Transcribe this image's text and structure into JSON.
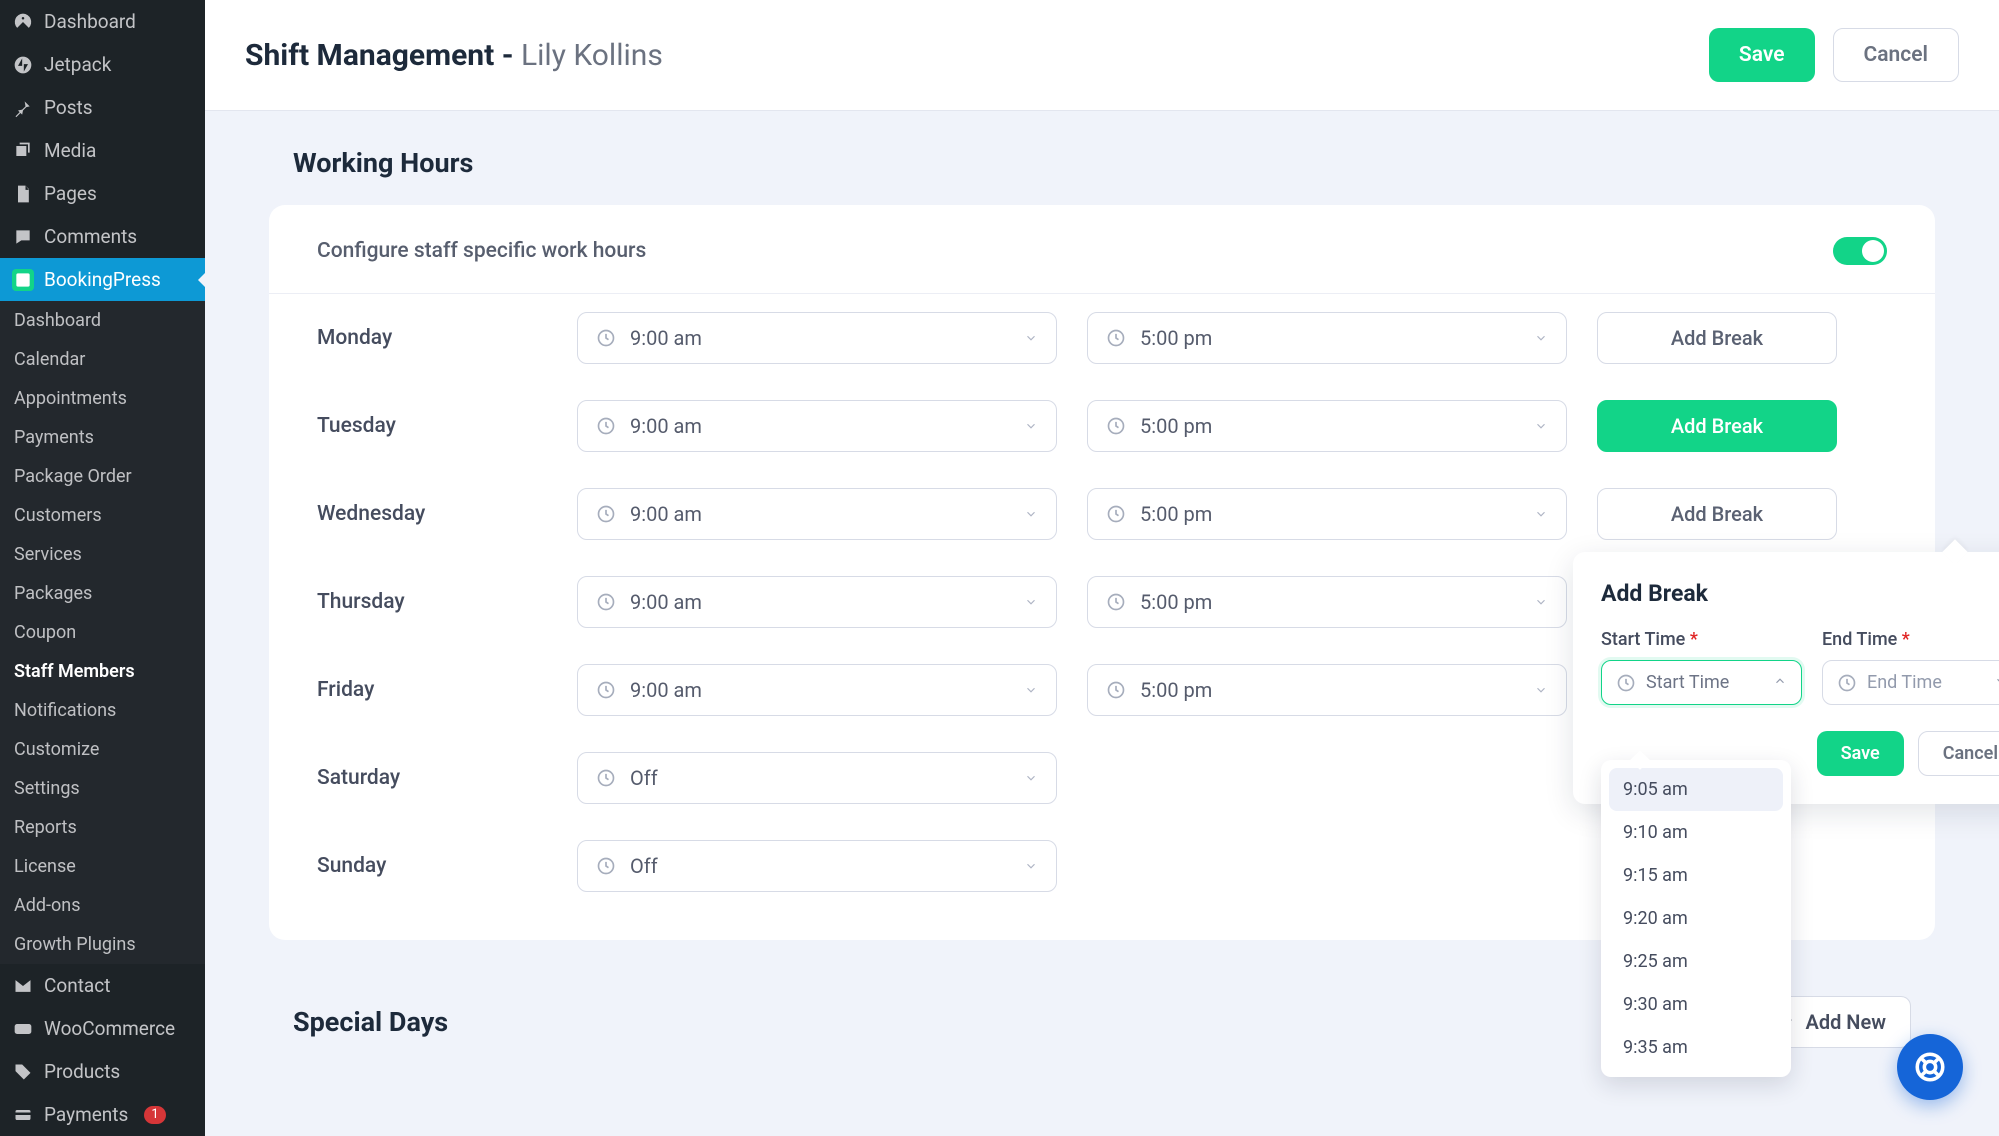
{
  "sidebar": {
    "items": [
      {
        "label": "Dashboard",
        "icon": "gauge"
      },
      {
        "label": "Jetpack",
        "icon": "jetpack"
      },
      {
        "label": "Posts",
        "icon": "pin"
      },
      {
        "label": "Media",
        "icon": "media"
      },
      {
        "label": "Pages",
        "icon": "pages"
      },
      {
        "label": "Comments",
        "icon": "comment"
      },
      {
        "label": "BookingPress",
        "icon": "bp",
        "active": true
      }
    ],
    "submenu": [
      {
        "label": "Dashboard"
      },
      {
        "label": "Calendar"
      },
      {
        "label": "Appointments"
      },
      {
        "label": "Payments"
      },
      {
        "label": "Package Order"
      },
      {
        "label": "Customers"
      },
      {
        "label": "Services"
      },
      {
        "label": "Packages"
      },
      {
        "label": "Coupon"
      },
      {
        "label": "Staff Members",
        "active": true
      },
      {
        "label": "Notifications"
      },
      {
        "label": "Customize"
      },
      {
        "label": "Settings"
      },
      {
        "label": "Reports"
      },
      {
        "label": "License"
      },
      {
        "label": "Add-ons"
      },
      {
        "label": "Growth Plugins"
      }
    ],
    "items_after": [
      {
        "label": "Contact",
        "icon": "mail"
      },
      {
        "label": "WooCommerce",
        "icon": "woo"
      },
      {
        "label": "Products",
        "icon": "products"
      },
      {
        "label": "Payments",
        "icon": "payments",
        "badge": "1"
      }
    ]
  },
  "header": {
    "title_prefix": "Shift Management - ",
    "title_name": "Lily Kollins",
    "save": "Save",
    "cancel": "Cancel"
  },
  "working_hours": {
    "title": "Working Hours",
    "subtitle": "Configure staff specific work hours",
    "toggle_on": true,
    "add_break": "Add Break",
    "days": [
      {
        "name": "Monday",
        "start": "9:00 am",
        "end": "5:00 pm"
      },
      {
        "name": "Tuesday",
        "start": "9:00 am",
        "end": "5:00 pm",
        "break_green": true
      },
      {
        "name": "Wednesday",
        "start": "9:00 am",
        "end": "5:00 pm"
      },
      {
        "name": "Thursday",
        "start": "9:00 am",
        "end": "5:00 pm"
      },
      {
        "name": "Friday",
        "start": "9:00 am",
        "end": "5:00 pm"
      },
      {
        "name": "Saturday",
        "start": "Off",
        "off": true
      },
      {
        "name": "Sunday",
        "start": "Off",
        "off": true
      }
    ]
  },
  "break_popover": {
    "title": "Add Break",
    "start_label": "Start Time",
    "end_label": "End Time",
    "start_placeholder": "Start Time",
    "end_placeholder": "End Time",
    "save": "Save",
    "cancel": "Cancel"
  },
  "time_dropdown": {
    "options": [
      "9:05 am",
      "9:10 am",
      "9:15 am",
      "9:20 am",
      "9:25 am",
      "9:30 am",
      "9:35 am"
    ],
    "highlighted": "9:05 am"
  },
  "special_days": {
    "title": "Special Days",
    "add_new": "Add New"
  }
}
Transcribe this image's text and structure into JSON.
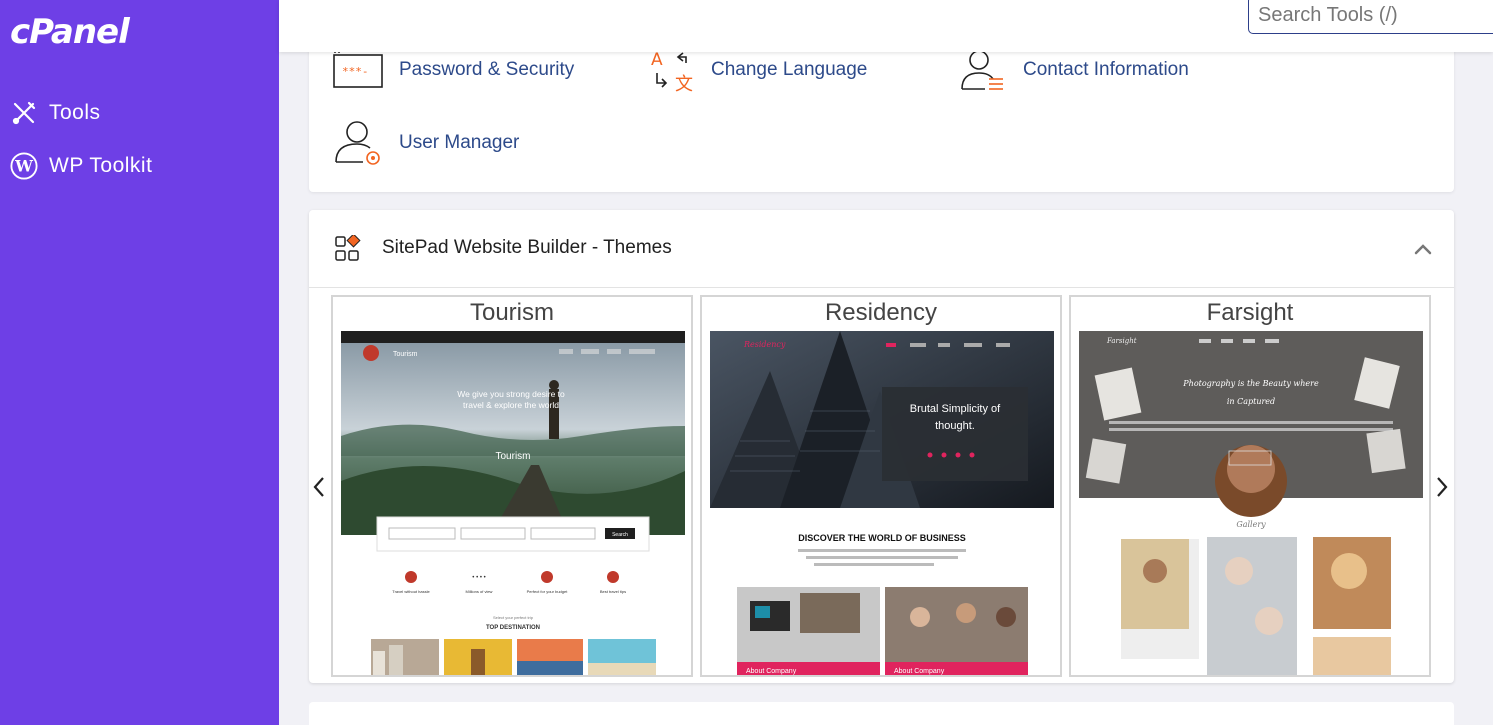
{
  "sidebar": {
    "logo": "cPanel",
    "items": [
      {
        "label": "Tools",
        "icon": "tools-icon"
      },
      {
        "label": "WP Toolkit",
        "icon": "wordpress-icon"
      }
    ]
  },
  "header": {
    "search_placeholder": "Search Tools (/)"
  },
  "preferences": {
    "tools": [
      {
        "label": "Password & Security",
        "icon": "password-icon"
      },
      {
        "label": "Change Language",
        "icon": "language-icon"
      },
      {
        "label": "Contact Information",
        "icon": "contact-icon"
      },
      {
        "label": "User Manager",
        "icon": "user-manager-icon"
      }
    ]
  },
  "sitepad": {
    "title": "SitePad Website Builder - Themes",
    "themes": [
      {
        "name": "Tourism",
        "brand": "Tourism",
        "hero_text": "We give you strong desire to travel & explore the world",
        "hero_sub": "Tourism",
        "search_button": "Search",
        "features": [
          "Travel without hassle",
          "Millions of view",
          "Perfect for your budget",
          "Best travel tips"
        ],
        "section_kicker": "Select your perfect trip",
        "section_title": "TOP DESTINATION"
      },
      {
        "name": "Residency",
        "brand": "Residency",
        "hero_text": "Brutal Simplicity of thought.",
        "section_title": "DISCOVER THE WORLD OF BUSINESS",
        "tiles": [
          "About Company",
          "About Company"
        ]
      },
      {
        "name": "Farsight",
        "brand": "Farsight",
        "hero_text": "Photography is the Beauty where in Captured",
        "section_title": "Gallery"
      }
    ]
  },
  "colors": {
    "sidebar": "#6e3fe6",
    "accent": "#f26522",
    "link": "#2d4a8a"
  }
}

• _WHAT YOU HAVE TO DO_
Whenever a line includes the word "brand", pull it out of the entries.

• _RESPONSE FOR THIS EXERCISE_
        "brand": "Tourism",
        "brand": "Residency",
        "brand": "Farsight",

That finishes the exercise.